With a view of the Toiyabe Range as a backdrop to the Nevada desert, these primitive pools are about three hours and change from Reno. You’ll find both in-ground springs and a few steamy metal tubs — aka cowboy tubs, aka metal cattle troughs. The latter option is filled via a pipe from the main source, so you can customize the temperature to your liking. Pretty cool for a natural hot spring!
Black Rock Hot Springs
Crystal clear water with a sandy bottom is particularly inviting given the landscape itself — the Black Rock Desert! This hot spring is a giant main source pool between three and four feet in depth and about 100 feet across. A dock makes for easy access. This is a remote spring accessible only by driving on the playa, so you likely won’t run into crowds. Check the temperature before getting in first — this one runs pretty hot. And don’t forget to look around for the logbook!

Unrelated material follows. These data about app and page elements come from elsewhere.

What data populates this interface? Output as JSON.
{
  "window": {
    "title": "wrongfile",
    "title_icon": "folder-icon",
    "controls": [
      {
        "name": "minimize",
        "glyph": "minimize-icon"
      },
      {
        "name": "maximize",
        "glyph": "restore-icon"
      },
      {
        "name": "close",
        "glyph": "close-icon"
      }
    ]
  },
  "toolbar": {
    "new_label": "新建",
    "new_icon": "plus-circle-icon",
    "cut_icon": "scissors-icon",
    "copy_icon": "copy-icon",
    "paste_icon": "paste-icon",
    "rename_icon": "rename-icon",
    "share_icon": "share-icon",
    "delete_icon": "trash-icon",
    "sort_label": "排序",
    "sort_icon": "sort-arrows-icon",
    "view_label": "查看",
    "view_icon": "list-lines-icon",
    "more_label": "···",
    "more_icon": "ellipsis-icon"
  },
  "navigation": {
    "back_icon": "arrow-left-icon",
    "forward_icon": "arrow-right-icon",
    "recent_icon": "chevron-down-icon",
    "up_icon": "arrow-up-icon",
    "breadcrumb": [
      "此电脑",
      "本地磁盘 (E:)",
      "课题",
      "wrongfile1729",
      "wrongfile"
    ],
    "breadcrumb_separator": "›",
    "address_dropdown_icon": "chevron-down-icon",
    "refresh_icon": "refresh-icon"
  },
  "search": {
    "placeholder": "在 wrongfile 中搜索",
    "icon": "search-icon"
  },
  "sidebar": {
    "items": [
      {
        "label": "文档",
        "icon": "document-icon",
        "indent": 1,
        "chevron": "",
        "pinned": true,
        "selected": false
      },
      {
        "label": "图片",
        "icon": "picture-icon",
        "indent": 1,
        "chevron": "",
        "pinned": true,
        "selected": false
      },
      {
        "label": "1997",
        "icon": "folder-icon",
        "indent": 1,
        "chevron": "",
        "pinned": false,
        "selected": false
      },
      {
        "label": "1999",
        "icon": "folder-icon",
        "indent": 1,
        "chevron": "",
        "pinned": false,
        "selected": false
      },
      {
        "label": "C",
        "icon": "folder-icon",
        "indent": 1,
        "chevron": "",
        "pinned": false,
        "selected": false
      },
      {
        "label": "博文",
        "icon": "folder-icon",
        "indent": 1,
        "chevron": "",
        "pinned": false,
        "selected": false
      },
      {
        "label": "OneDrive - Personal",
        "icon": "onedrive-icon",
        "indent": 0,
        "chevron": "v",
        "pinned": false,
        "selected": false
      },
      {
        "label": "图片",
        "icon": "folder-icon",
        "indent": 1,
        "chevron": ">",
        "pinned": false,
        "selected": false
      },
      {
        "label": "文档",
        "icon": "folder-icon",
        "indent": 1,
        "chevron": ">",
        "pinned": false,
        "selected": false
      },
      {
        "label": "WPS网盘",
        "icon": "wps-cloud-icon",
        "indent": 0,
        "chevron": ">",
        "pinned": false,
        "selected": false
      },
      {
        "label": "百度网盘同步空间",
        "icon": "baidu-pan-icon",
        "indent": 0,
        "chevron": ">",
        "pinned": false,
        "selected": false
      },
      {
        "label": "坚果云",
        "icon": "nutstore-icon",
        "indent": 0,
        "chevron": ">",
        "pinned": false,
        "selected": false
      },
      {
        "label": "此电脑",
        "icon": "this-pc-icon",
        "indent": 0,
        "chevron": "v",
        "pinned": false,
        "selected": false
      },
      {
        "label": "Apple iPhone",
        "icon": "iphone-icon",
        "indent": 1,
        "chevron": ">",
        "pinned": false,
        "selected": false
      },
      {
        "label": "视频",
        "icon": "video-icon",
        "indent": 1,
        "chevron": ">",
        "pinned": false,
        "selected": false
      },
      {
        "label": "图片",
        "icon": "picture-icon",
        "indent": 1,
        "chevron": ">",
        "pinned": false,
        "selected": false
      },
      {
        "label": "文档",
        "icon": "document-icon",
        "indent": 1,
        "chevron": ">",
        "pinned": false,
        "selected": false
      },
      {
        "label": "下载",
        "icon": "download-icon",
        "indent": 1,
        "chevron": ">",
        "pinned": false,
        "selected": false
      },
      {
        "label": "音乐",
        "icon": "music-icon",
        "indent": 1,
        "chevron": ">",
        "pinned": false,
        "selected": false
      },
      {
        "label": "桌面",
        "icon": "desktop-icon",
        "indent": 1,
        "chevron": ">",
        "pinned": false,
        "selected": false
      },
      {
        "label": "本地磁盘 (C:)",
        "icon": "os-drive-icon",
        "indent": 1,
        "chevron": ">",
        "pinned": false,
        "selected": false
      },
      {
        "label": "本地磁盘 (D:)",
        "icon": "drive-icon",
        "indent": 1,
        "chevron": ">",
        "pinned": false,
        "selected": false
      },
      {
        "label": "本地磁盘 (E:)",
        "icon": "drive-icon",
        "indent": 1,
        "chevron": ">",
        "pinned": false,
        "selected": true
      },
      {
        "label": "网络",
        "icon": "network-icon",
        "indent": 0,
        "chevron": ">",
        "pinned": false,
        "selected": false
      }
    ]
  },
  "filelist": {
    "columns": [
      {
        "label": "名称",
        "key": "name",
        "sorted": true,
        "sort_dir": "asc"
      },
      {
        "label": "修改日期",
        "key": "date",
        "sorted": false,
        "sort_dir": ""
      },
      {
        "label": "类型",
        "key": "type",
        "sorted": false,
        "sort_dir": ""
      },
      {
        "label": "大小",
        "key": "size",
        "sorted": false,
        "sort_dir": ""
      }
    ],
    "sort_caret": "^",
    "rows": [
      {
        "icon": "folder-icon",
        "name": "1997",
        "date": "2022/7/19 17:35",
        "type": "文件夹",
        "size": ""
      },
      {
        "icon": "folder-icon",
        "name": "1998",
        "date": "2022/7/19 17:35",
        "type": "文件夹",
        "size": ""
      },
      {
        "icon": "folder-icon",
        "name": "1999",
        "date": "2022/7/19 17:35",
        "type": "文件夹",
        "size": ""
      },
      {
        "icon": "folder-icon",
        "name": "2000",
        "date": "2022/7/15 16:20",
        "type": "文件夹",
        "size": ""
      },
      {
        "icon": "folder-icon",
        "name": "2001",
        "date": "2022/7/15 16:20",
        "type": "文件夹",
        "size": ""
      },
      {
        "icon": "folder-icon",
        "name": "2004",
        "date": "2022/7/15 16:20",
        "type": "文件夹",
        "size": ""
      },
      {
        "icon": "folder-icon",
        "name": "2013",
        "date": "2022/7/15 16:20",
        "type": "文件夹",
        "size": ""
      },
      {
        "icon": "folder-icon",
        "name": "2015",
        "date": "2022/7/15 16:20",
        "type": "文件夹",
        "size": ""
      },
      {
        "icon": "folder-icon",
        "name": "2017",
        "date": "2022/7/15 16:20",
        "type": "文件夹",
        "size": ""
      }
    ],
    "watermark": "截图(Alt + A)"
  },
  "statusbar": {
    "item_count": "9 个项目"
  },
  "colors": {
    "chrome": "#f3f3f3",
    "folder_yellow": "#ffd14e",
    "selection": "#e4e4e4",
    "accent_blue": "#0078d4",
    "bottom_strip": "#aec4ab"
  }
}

Fish Lake Valley Hot Springs
This one is near Tonopah, which lies halfway between Reno and Vegas. The concrete-poured spring is three feet deep and the two natural warm ponds nearby are a good place to drift on a pool floating. Make a camping weekend out of it — this place also has fire pits and BBQs.
Solder Meadows Hot Springs
This BLM-managed hot spring has four to six spots for bathing, many of which are made up of dammed rocks running along the natural hot springs river. It’s shallow, seeping straight up out of the ground, with nary a cowboy tub to be seen. Located about 60 miles north of Gerlach in northern Nevada, this is remote country but makes for quite the experience.
Kirch Hot Springs
An hour south of Ely, inside the Wayne E. Kirch Wildlife Management Area, are beautifully clear hot springs also known as Sunnyside. Be aware that this is an important wildlife sanctuary, so it’s important to leave no trace, and if you’re quiet, you’ll have a good chance of spotting some of the locals!
One last tip — before you dip, make sure you’re clear on hot spring etiquette.